Onye Ndika

Artist
Fishers, Indiana, USA
As an artist, I enjoy pondering aspects of geometric complexity in nature as well as modern & industrial design. More than anything else, I love creating with glass beads. Most of my jewelry pieces are explorations and representations of platonic & Archimedean geometry, and experiments with hydrocarbon structures such as graphene. My heart’s desire is to integrate an analytical process with my creative intuition in order to manifest high-quality, sculptural art pieces that are functional, thought-provoking, inspirational and engaging. This is simply one of the many gifts God has given to me; I believe strongly that creating this art is my life’s purpose.
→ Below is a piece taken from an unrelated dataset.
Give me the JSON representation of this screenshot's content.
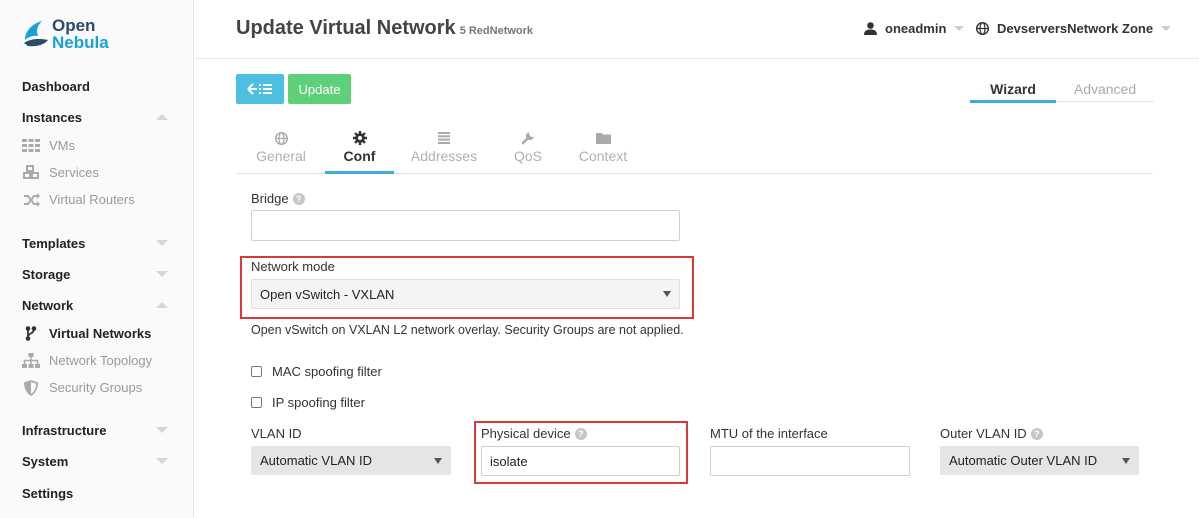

I want to use my creative abilities to inspire others that wish to do the same.
Anemone Ball
4 x 4 x 4 cm
Glass seed beads: sizes 6-20; 6 lb monofilament
2019
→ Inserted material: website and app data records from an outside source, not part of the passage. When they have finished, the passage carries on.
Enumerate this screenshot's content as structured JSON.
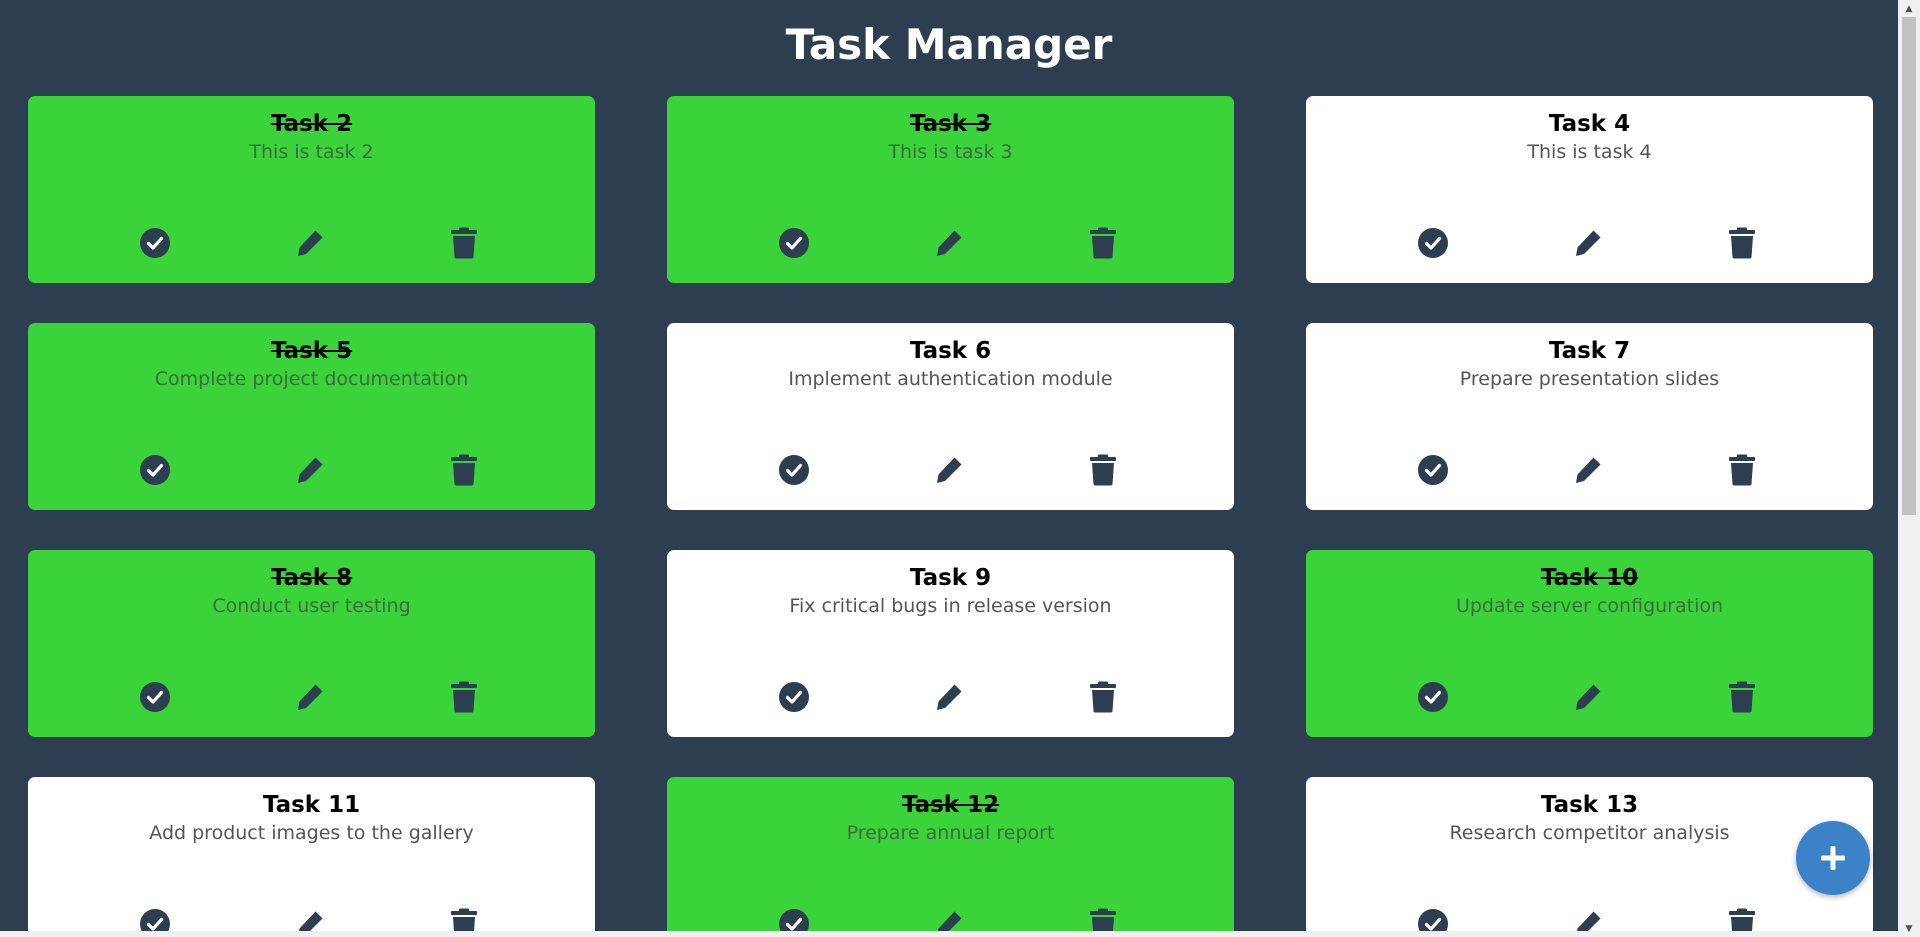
{
  "app": {
    "title": "Task Manager"
  },
  "colors": {
    "background": "#2c3e50",
    "done_card": "#3ad33a",
    "open_card": "#ffffff",
    "icon": "#2c3e50",
    "fab": "#3c82c9"
  },
  "tasks": [
    {
      "title": "Task 2",
      "description": "This is task 2",
      "completed": true
    },
    {
      "title": "Task 3",
      "description": "This is task 3",
      "completed": true
    },
    {
      "title": "Task 4",
      "description": "This is task 4",
      "completed": false
    },
    {
      "title": "Task 5",
      "description": "Complete project documentation",
      "completed": true
    },
    {
      "title": "Task 6",
      "description": "Implement authentication module",
      "completed": false
    },
    {
      "title": "Task 7",
      "description": "Prepare presentation slides",
      "completed": false
    },
    {
      "title": "Task 8",
      "description": "Conduct user testing",
      "completed": true
    },
    {
      "title": "Task 9",
      "description": "Fix critical bugs in release version",
      "completed": false
    },
    {
      "title": "Task 10",
      "description": "Update server configuration",
      "completed": true
    },
    {
      "title": "Task 11",
      "description": "Add product images to the gallery",
      "completed": false
    },
    {
      "title": "Task 12",
      "description": "Prepare annual report",
      "completed": true
    },
    {
      "title": "Task 13",
      "description": "Research competitor analysis",
      "completed": false
    }
  ],
  "icons": {
    "complete": "check-circle-icon",
    "edit": "pencil-icon",
    "delete": "trash-icon",
    "add": "plus-icon"
  }
}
This orb was an experiment in hyper-layering of seed beads using netting, right-angle weave, peyote stitch, square stitch and triangle weave. At the deepest center of the sphere, the construction stems from the icosahedron. I drew inspiration from the rhombic triacontahedron. However, the finishing step created a fascinating boundary for the gunmetal (dark grey) and sapphire blue protrusions--reminding me of sea anemone--and resulting in a small rhombicosidodecahedron.
Blastula 120
3 x 3 x 3 cm
Glass seed beads (size 8-20), Czech glass beads (4mm)
2018
Experimental exploration of repetitive layering, using triangle weave, right angle weave, peyote stitch and netting. The resulting sphere is analogous to the rhombic triacontahedron. However, instead of constructing the rhombuses at those locations, cavities were intentionally created in an oceanic colorway, giving the aesthetic of a blastula. In contrast, a natural blastula is known to be hollow, but the cavities create 42 points of entry where glimpses of the inner layering can be seen.